**WORK ORDER**
When a line in the entries below contains the word "time", copy that line.

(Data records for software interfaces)
((

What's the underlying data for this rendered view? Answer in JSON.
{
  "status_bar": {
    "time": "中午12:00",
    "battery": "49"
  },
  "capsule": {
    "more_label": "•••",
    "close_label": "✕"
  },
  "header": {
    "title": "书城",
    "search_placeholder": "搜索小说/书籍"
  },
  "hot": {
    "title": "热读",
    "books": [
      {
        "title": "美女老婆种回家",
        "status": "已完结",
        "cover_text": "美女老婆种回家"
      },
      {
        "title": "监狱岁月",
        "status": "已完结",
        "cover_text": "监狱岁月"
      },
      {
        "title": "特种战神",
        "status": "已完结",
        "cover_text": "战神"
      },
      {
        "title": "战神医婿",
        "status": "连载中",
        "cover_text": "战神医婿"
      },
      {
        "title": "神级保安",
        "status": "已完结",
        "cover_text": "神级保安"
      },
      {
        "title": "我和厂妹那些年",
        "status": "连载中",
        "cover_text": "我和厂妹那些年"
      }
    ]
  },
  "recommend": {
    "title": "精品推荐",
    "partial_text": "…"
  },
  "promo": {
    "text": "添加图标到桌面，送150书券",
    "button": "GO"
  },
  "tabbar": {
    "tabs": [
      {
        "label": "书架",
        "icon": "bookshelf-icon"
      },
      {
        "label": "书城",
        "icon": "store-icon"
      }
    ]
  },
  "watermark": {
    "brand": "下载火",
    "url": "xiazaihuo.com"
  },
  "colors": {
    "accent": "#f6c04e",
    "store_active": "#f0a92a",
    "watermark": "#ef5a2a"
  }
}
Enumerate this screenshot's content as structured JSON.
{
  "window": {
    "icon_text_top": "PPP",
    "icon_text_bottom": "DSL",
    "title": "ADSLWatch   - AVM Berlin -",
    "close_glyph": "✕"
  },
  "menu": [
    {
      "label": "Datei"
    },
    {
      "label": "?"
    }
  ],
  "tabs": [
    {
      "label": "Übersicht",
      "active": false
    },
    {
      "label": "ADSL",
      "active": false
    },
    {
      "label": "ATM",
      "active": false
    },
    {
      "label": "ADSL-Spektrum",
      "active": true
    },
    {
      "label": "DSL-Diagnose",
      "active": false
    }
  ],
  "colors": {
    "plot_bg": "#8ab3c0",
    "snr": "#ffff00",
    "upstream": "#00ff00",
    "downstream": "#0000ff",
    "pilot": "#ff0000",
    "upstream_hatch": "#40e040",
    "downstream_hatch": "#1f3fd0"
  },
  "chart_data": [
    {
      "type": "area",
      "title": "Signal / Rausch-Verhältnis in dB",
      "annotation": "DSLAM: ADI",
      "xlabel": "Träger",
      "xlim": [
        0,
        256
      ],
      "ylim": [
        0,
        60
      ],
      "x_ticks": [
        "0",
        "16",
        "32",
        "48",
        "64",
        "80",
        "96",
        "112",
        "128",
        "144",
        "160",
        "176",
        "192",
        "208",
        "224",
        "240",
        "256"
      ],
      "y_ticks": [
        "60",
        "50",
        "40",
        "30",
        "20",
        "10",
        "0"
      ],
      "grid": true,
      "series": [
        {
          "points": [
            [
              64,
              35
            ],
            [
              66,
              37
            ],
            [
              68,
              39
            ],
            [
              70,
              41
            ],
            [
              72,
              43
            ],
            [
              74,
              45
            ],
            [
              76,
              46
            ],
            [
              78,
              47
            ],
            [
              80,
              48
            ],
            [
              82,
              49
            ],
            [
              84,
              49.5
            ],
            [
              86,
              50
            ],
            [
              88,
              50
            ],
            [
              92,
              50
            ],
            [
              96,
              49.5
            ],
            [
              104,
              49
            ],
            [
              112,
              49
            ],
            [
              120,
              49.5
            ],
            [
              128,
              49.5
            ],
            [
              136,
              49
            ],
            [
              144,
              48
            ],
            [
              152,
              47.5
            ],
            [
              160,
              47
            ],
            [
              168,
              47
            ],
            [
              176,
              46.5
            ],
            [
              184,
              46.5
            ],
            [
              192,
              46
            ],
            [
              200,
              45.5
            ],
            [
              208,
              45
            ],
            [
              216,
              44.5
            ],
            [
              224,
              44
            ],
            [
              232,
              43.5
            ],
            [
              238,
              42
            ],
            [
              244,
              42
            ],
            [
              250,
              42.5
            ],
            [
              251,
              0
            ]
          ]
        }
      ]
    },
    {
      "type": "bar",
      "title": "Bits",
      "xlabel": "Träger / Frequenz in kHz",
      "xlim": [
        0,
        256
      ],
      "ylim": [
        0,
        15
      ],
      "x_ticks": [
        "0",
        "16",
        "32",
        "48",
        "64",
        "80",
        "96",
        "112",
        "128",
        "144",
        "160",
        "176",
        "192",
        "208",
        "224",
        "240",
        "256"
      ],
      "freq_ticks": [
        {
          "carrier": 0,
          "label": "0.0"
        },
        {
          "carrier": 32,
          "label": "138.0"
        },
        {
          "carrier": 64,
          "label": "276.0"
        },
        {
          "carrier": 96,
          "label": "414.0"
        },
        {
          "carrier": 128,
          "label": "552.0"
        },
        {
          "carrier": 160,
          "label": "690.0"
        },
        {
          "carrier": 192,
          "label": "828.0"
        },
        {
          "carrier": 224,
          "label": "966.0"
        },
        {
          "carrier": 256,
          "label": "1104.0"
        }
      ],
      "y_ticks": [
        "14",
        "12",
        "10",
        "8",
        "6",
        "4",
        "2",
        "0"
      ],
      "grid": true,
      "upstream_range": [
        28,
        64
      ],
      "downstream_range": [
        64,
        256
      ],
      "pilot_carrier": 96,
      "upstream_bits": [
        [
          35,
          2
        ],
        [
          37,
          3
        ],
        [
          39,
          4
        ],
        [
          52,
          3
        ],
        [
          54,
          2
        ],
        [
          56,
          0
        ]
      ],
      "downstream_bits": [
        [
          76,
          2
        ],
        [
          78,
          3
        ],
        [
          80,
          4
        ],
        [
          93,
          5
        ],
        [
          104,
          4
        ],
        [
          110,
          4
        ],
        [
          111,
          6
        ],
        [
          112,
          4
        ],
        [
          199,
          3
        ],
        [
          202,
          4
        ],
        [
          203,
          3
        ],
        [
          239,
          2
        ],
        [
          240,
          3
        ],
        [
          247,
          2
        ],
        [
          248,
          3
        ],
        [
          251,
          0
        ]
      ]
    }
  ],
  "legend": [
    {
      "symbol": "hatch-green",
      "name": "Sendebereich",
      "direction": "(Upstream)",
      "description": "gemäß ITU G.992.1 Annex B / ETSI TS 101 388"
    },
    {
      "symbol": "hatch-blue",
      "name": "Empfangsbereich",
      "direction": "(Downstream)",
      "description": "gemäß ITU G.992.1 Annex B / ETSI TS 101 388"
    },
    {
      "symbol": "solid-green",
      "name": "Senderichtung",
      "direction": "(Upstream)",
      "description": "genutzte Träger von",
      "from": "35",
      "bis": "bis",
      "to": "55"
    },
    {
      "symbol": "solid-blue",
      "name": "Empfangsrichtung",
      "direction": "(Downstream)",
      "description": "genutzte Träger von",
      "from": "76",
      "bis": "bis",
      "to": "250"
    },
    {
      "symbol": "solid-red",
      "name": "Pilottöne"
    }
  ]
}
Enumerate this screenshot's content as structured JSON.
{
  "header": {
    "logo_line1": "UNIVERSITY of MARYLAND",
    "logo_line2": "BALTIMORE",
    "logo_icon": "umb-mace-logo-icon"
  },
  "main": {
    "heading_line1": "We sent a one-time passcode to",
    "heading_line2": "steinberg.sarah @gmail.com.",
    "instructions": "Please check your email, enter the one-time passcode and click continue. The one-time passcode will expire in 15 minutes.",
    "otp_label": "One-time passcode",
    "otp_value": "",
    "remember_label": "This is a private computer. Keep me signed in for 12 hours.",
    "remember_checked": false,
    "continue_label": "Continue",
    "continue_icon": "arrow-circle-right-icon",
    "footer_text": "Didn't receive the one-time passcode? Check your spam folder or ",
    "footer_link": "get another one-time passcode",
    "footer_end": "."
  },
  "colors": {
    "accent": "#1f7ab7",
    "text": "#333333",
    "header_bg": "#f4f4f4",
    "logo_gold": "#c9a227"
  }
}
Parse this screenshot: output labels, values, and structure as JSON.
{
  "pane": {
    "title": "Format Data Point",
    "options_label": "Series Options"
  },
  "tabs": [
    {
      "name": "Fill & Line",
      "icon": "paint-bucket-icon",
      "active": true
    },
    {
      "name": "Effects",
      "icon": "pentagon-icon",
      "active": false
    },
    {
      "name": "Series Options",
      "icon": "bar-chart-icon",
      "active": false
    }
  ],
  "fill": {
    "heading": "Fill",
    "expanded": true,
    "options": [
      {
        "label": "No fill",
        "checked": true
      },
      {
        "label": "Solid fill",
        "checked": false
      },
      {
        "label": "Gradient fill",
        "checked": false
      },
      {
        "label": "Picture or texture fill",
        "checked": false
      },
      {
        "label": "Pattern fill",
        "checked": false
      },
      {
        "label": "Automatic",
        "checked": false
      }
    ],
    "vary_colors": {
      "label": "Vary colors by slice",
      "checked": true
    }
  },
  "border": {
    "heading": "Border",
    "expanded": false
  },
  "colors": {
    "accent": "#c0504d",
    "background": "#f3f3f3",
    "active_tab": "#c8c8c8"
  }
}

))

**ANSWER FOR THE TASK**
    "time": "中午12:00",
    "heading_line1": "We sent a one-time passcode to",
    "instructions": "Please check your email, enter the one-time passcode and click continue. The one-time passcode will expire in 15 minutes.",
    "otp_label": "One-time passcode",
    "footer_text": "Didn't receive the one-time passcode? Check your spam folder or ",
    "footer_link": "get another one-time passcode",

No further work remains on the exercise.